As you develop your policy, keep a few things in mind. Don’t discourage use, and ensure the language of the document sounds positive. Employees will get upset with a big change to their routine, particularly if they perceive it as restrictive or negative. Also, be transparent on why you’re creating a policy. Let them know if productivity has been negatively affected through social media use, and be clear with them about the potential security risks you are trying to avoid. Finally, explain how a policy keeps everyone honest and accountable. As long as you are transparent about the new policy, implementing it shouldn’t be a huge issue. If you have employees assist you drafting this document, that’s even better. They become part of the change and not steamrolled by it.

Cloud Etiquette 101

Horrible house guests — we’ve all had them. Whether it’s that annoying family member that overstays their welcome or that old college buddy that leaves beer cans and potato chip crumbs all over your couch, if you thought that was bad etiquette, you’ve yet to see the worst.

Imagine coming into the office and finding that your current work has gone missing, your valuable data has been completely disorganized and all your important files have been put in the trash. What would you do? I’m not referring to your paper trail, I am talking about what most businesses today share – the cloud.

Cloud computing, particularly file-sharing, has its own essential and unwritten code of ethics. No one appreciates an ill-mannered cloud partner. For those reasons, we have put together a few etiquette tips to help you not overstay your welcome when utilizing the cloud.

Rule #1: Make Your Names Clear and Concise. Be as specific as possible when naming a file or a folder so that everyone sharing it has a good idea of the contents without having to dig into the file itself. When you’re creating sharable folders, name them for the project rather than the people involved, so your colleagues don’t end up with a bunch of folders in their repository all carrying their name. Consider creating a specific file-naming convention that your business uses and make sure every employee understands it to avoid any confusion.
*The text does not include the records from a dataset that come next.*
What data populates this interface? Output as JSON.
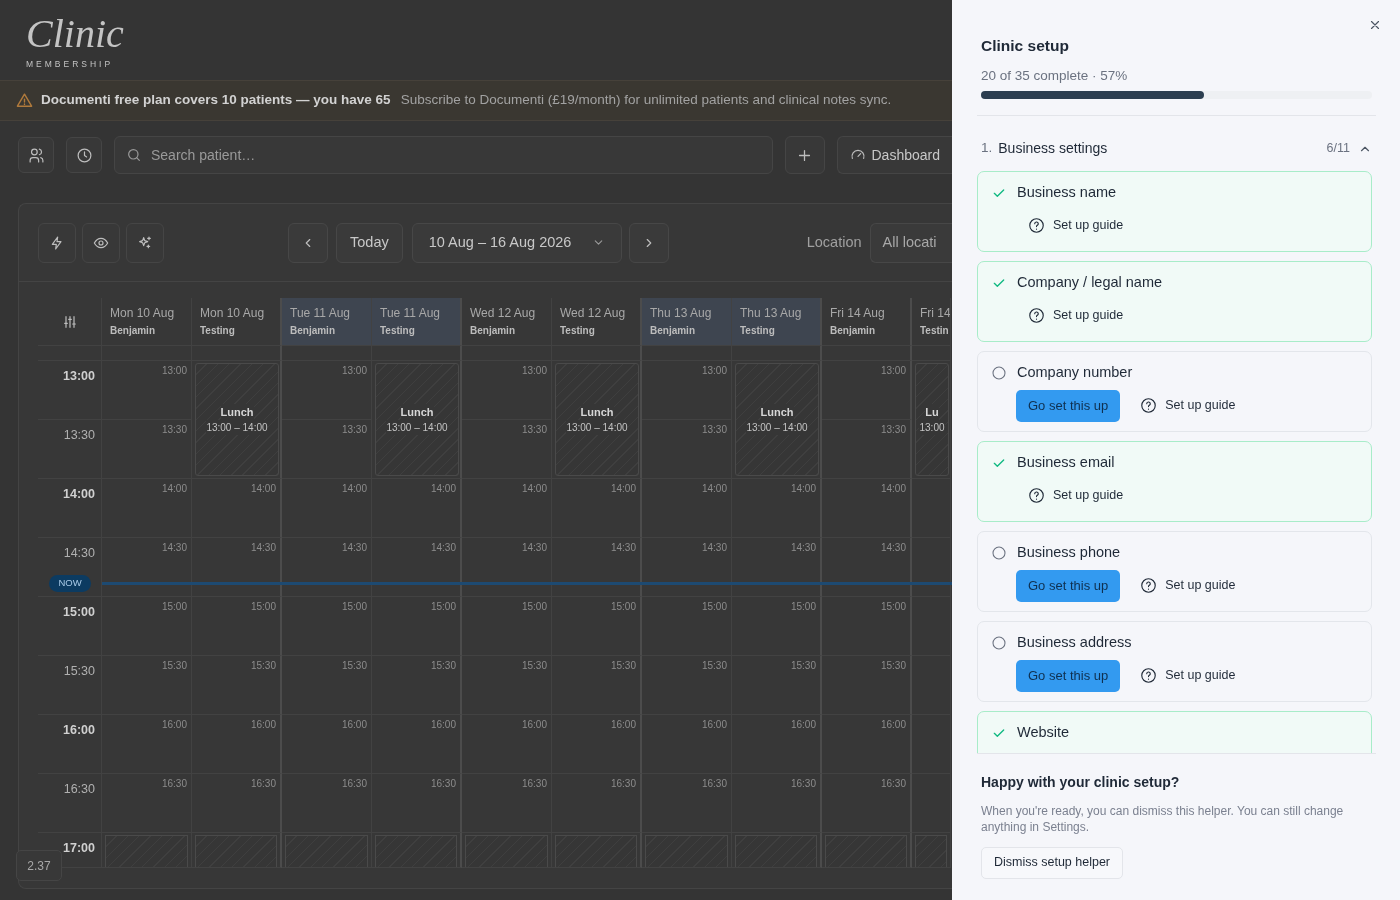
{
  "app": {
    "logo": "Clinic",
    "logo_subtitle": "MEMBERSHIP"
  },
  "banner": {
    "title": "Documenti free plan covers 10 patients — you have 65",
    "message": "Subscribe to Documenti (£19/month) for unlimited patients and clinical notes sync."
  },
  "toolbar": {
    "search": {
      "placeholder": "Search patient…"
    },
    "dashboard_button": "Dashboard"
  },
  "calendar": {
    "today_button": "Today",
    "date_range": "10 Aug – 16 Aug 2026",
    "location_label": "Location",
    "location_value": "All locati",
    "columns": [
      {
        "day": "Mon 10 Aug",
        "person": "Benjamin",
        "shaded": false
      },
      {
        "day": "Mon 10 Aug",
        "person": "Testing",
        "shaded": false
      },
      {
        "day": "Tue 11 Aug",
        "person": "Benjamin",
        "shaded": true
      },
      {
        "day": "Tue 11 Aug",
        "person": "Testing",
        "shaded": true
      },
      {
        "day": "Wed 12 Aug",
        "person": "Benjamin",
        "shaded": false
      },
      {
        "day": "Wed 12 Aug",
        "person": "Testing",
        "shaded": false
      },
      {
        "day": "Thu 13 Aug",
        "person": "Benjamin",
        "shaded": true
      },
      {
        "day": "Thu 13 Aug",
        "person": "Testing",
        "shaded": true
      },
      {
        "day": "Fri 14 Aug",
        "person": "Benjamin",
        "shaded": false
      },
      {
        "day": "Fri 14",
        "person": "Testin",
        "shaded": false
      }
    ],
    "rows": [
      {
        "time": "13:00",
        "major": true,
        "cells": [
          {
            "kind": "free",
            "label": "13:00"
          },
          {
            "kind": "event",
            "title": "Lunch",
            "time": "13:00 – 14:00"
          },
          {
            "kind": "free",
            "label": "13:00"
          },
          {
            "kind": "event",
            "title": "Lunch",
            "time": "13:00 – 14:00"
          },
          {
            "kind": "free",
            "label": "13:00"
          },
          {
            "kind": "event",
            "title": "Lunch",
            "time": "13:00 – 14:00"
          },
          {
            "kind": "free",
            "label": "13:00"
          },
          {
            "kind": "event",
            "title": "Lunch",
            "time": "13:00 – 14:00"
          },
          {
            "kind": "free",
            "label": "13:00"
          },
          {
            "kind": "event",
            "title": "Lu",
            "time": "13:00"
          }
        ]
      },
      {
        "time": "13:30",
        "major": false,
        "cells": [
          {
            "kind": "free",
            "label": "13:30"
          },
          {
            "kind": "covered"
          },
          {
            "kind": "free",
            "label": "13:30"
          },
          {
            "kind": "covered"
          },
          {
            "kind": "free",
            "label": "13:30"
          },
          {
            "kind": "covered"
          },
          {
            "kind": "free",
            "label": "13:30"
          },
          {
            "kind": "covered"
          },
          {
            "kind": "free",
            "label": "13:30"
          },
          {
            "kind": "covered"
          }
        ]
      },
      {
        "time": "14:00",
        "major": true,
        "cells": [
          {
            "kind": "free",
            "label": "14:00"
          },
          {
            "kind": "free",
            "label": "14:00"
          },
          {
            "kind": "free",
            "label": "14:00"
          },
          {
            "kind": "free",
            "label": "14:00"
          },
          {
            "kind": "free",
            "label": "14:00"
          },
          {
            "kind": "free",
            "label": "14:00"
          },
          {
            "kind": "free",
            "label": "14:00"
          },
          {
            "kind": "free",
            "label": "14:00"
          },
          {
            "kind": "free",
            "label": "14:00"
          },
          {
            "kind": "free"
          }
        ]
      },
      {
        "time": "14:30",
        "major": false,
        "now_marker": "NOW",
        "cells": [
          {
            "kind": "free",
            "label": "14:30"
          },
          {
            "kind": "free",
            "label": "14:30"
          },
          {
            "kind": "free",
            "label": "14:30"
          },
          {
            "kind": "free",
            "label": "14:30"
          },
          {
            "kind": "free",
            "label": "14:30"
          },
          {
            "kind": "free",
            "label": "14:30"
          },
          {
            "kind": "free",
            "label": "14:30"
          },
          {
            "kind": "free",
            "label": "14:30"
          },
          {
            "kind": "free",
            "label": "14:30"
          },
          {
            "kind": "free"
          }
        ]
      },
      {
        "time": "15:00",
        "major": true,
        "cells": [
          {
            "kind": "free",
            "label": "15:00"
          },
          {
            "kind": "free",
            "label": "15:00"
          },
          {
            "kind": "free",
            "label": "15:00"
          },
          {
            "kind": "free",
            "label": "15:00"
          },
          {
            "kind": "free",
            "label": "15:00"
          },
          {
            "kind": "free",
            "label": "15:00"
          },
          {
            "kind": "free",
            "label": "15:00"
          },
          {
            "kind": "free",
            "label": "15:00"
          },
          {
            "kind": "free",
            "label": "15:00"
          },
          {
            "kind": "free"
          }
        ]
      },
      {
        "time": "15:30",
        "major": false,
        "cells": [
          {
            "kind": "free",
            "label": "15:30"
          },
          {
            "kind": "free",
            "label": "15:30"
          },
          {
            "kind": "free",
            "label": "15:30"
          },
          {
            "kind": "free",
            "label": "15:30"
          },
          {
            "kind": "free",
            "label": "15:30"
          },
          {
            "kind": "free",
            "label": "15:30"
          },
          {
            "kind": "free",
            "label": "15:30"
          },
          {
            "kind": "free",
            "label": "15:30"
          },
          {
            "kind": "free",
            "label": "15:30"
          },
          {
            "kind": "free"
          }
        ]
      },
      {
        "time": "16:00",
        "major": true,
        "cells": [
          {
            "kind": "free",
            "label": "16:00"
          },
          {
            "kind": "free",
            "label": "16:00"
          },
          {
            "kind": "free",
            "label": "16:00"
          },
          {
            "kind": "free",
            "label": "16:00"
          },
          {
            "kind": "free",
            "label": "16:00"
          },
          {
            "kind": "free",
            "label": "16:00"
          },
          {
            "kind": "free",
            "label": "16:00"
          },
          {
            "kind": "free",
            "label": "16:00"
          },
          {
            "kind": "free",
            "label": "16:00"
          },
          {
            "kind": "free"
          }
        ]
      },
      {
        "time": "16:30",
        "major": false,
        "cells": [
          {
            "kind": "free",
            "label": "16:30"
          },
          {
            "kind": "free",
            "label": "16:30"
          },
          {
            "kind": "free",
            "label": "16:30"
          },
          {
            "kind": "free",
            "label": "16:30"
          },
          {
            "kind": "free",
            "label": "16:30"
          },
          {
            "kind": "free",
            "label": "16:30"
          },
          {
            "kind": "free",
            "label": "16:30"
          },
          {
            "kind": "free",
            "label": "16:30"
          },
          {
            "kind": "free",
            "label": "16:30"
          },
          {
            "kind": "free"
          }
        ]
      },
      {
        "time": "17:00",
        "major": true,
        "cells": [
          {
            "kind": "blocked"
          },
          {
            "kind": "blocked"
          },
          {
            "kind": "blocked"
          },
          {
            "kind": "blocked"
          },
          {
            "kind": "blocked"
          },
          {
            "kind": "blocked"
          },
          {
            "kind": "blocked"
          },
          {
            "kind": "blocked"
          },
          {
            "kind": "blocked"
          },
          {
            "kind": "blocked"
          }
        ]
      }
    ]
  },
  "version": "2.37",
  "setup": {
    "title": "Clinic setup",
    "progress_text": "20 of 35 complete · 57%",
    "level": 0.57,
    "sections": [
      {
        "number": "1.",
        "title": "Business settings",
        "count": "6/11",
        "expanded": true,
        "items": [
          {
            "label": "Business name",
            "done": true,
            "guide": "Set up guide"
          },
          {
            "label": "Company / legal name",
            "done": true,
            "guide": "Set up guide"
          },
          {
            "label": "Company number",
            "done": false,
            "action": "Go set this up",
            "guide": "Set up guide"
          },
          {
            "label": "Business email",
            "done": true,
            "guide": "Set up guide"
          },
          {
            "label": "Business phone",
            "done": false,
            "action": "Go set this up",
            "guide": "Set up guide"
          },
          {
            "label": "Business address",
            "done": false,
            "action": "Go set this up",
            "guide": "Set up guide"
          },
          {
            "label": "Website",
            "done": true
          }
        ]
      }
    ],
    "footer": {
      "heading": "Happy with your clinic setup?",
      "text": "When you're ready, you can dismiss this helper. You can still change anything in Settings.",
      "button": "Dismiss setup helper"
    }
  }
}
Rule #2: Ask Before You Delete! When deleting from the cloud, the files aren’t just deleted from your computer – they’re deleted from everyone’s computer sharing that file. Make sure to never delete files or folders without asking. Better yet, don’t delete anything that you didn’t create yourself. You may think that you’re clearing up some extra clutter, while in reality you’ve just killed the report your officemate has spent hours creating. If you do happen to delete something you shouldn’t, you typically have about 30 days (depending on software) to recover the file. After that, you’re on your own to deal with the missing data and any angry glances your coworkers shoot your way.

Rule #3: Size Matters. Be aware of the size of your files. Don’t add a massive 3 GB mega-file that’s going to take up all of that folder’s storage space. Bear in mind that just because you have unlimited storage does not mean everyone you’re working with does. Also, be sure to keep your data organized to avoid annoying others with unnecessary clutter. Do you have a habit of creating and sharing a bunch of notes that lead to a final project? Go ahead and delete those notes after the project’s completion, but only if you created them. See Rule #2.

Rule #4: Create Clear Permission Protocols. Not everyone in your office should have access to every file. Make sure you have clear rules when it involves sharing. File-sharing willy-nilly is akin to a house guest just handing out all of your clothes to your neighbors with no documentation about who they went to and if they’ll ever be returned. When in doubt, don’t share unless you’re the owner of a folder or file.

Rule #5: Maintain Accountability. Cloud computing works best when there is accountability. Sometimes there will be many individuals working out of the same project. It is important to keep track of who is working on which file and when, so you don’t end up with a bunch of overlapping edits or changes that you have to sort out later. Clarify out who is responsible for final updates and ultimately responsible for the files themselves.

Working together is the only way we can make #thecloud a better place. Don’t be the person no one wants to share their cloud with. Simply follow these simple etiquette tips.